When you log on to an ECS instance using SSH, an error message similar to the following is returned even if you have entered the correct password as the root user.

Note: non-root users can log on normally, and the root user passesManagement terminalYou can log on normally.

  • Permission denied, please try again.

  • The SSH server rejects the password. Please try again.

Check the secure log. If the following error information is contained, the problem is usually caused by the SELinux service enabled. SeeSolution to SELinux problems. For other cases, seeSolution to problems caused by disabling root user logon.

error: Could not get shadow infromation for root.


Solution to problems caused by disabling root user logon


  • The Linux configurations and descriptions in this article have been tested in the CentOS 6.5 64-bit operating system. The operating system configurations of other types and versions may be different. For details, see the official documentation of the corresponding release.
  • These policies can improve server security. Before you modify the configuration, make sure that you have a balance between security and ease of use.

Follow these steps to check and modify the configuration.

  1. PassManagement terminalLog on to the ECS instance of the Linux system.

  1. Run cat or other commands to view/Etc/ssh/sshd_configWhether the configuration file contains configurations similar to the following.

    PermitRootLogin no

    Note: The following table describes this parameter.

    • Root users are allowed to log on if this parameter is not set (default) or set to yes. Root user logon is disabled only when this parameter is set to "no.

    • This parameter only affects the SSH logon of the root user.Management terminalOr other methods such as logging on to the system.

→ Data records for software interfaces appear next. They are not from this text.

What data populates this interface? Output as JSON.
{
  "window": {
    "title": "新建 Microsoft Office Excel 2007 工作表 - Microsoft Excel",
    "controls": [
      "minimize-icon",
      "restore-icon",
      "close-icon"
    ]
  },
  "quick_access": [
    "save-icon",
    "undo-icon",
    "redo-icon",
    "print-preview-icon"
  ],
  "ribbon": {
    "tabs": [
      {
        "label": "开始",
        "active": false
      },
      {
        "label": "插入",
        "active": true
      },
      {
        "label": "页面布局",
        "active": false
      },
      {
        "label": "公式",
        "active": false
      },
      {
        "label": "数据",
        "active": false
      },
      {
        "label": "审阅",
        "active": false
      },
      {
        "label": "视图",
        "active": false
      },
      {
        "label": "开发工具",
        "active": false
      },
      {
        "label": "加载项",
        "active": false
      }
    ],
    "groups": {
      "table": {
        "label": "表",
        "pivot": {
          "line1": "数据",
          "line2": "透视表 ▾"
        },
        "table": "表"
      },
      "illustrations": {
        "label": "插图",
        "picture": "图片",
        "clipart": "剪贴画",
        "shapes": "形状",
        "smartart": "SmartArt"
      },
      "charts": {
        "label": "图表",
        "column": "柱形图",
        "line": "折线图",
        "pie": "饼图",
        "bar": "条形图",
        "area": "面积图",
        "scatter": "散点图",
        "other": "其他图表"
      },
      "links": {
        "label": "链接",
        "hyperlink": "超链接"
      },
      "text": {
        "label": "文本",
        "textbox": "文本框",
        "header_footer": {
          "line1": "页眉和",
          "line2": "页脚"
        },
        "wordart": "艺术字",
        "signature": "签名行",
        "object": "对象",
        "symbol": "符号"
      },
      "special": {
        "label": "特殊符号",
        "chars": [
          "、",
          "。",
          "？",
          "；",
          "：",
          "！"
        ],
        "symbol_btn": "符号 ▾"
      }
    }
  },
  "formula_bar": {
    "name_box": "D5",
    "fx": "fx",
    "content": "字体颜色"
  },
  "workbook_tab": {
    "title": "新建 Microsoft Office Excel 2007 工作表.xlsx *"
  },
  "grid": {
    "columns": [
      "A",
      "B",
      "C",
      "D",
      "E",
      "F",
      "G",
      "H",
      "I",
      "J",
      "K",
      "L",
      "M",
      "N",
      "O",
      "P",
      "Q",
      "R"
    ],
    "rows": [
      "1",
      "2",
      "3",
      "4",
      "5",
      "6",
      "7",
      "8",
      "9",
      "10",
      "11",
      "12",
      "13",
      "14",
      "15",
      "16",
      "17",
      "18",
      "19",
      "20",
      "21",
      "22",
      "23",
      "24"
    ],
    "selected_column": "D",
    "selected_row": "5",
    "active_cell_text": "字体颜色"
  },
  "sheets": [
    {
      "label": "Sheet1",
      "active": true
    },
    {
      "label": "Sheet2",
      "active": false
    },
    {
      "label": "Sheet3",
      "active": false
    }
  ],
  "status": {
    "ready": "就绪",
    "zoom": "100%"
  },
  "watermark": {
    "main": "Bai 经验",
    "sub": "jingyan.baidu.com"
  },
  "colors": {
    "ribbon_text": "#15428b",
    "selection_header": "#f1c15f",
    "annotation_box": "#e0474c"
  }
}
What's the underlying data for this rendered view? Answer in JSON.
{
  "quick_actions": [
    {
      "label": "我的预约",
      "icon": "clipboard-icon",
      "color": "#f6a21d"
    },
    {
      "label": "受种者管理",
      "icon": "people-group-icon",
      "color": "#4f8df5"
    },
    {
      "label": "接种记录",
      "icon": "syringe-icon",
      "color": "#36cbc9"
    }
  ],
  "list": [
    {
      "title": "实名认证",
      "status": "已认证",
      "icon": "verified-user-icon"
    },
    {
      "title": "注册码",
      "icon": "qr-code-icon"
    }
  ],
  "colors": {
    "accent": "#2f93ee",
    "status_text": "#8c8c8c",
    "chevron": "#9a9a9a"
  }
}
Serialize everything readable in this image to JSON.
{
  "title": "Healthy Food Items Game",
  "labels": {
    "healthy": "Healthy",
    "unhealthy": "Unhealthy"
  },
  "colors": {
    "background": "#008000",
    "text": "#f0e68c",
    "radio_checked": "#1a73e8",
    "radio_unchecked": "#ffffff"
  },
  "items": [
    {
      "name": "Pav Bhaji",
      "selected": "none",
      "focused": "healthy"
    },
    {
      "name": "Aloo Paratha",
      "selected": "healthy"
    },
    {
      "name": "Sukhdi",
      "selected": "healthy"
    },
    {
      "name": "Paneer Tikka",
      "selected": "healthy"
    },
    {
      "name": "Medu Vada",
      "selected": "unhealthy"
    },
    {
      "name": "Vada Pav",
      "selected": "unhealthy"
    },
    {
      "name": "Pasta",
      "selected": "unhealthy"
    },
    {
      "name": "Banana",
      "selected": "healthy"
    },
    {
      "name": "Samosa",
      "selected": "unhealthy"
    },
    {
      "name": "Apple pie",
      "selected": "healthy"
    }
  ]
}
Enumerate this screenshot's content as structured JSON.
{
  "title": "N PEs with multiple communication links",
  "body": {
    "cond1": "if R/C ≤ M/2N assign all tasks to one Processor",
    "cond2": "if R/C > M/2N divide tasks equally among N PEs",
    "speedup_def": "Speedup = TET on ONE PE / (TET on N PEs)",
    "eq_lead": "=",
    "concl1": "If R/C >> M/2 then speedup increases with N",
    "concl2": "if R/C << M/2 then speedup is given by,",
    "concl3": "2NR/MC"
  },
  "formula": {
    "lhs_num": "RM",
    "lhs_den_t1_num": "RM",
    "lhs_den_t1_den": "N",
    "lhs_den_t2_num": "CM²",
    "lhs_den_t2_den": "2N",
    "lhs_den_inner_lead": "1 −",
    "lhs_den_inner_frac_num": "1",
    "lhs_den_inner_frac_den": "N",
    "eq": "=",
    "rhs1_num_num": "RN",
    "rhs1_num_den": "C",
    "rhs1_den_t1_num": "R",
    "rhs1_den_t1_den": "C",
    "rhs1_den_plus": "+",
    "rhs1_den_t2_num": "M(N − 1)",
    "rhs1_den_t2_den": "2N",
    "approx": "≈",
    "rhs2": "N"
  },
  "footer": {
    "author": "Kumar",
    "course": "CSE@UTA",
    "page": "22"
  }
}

  1. Use an editor such as vi to set the parameter value to yes, delete the parameter, or add a number sign (#) at the beginning of the parameter. For example:# PermitRootLogin yes.
    Note: We recommend that you back up the configuration file before you modify it.
  2. Run the following command to restart NTP:

    service sshd restart
  3. Try to log on to the server as the root user again.
  4. If the problem persists, seeGuidelines for troubleshooting failed remote logon through SSH in Elastic Compute Service LinuxFurther troubleshooting and analysis.


Solution to SELinux problems

You can choose to temporarily or permanently disable SELinux to solve SSH connection exceptions based on the on-site environment requirements.


Check the SELinux service status

  1. PassManagement terminalLog on to the Linux instance and run the following command to check the current SELinux Service Status.
    /usr/sbin/sestatus -v 
    A similar output is displayed.
    SELinux status:       enabled
    Note:IfSELinux statusThe parameter isEnabledIs enabledDisabledIs disabled.


Temporarily disable SELinux

Log on to the Linux instance and run the following command to temporarily disable SELinux.

Note:You can modify the SELinux service status in real time without restarting the system or instance.

setenforce 0


Disable SELinux permanently

Log on to the Linux instance and run the following command to disable SELinux permanently.

Note:The SELinux service status can only be changed permanently after the system or instance is restarted.

sed -i 's/SELINUX=enforcing/SELINUX=disabled/' /etc/selinux/config

Note:This command is only applicable to the current SELinux serviceEnforcingStatus.


Application scope

  • ECS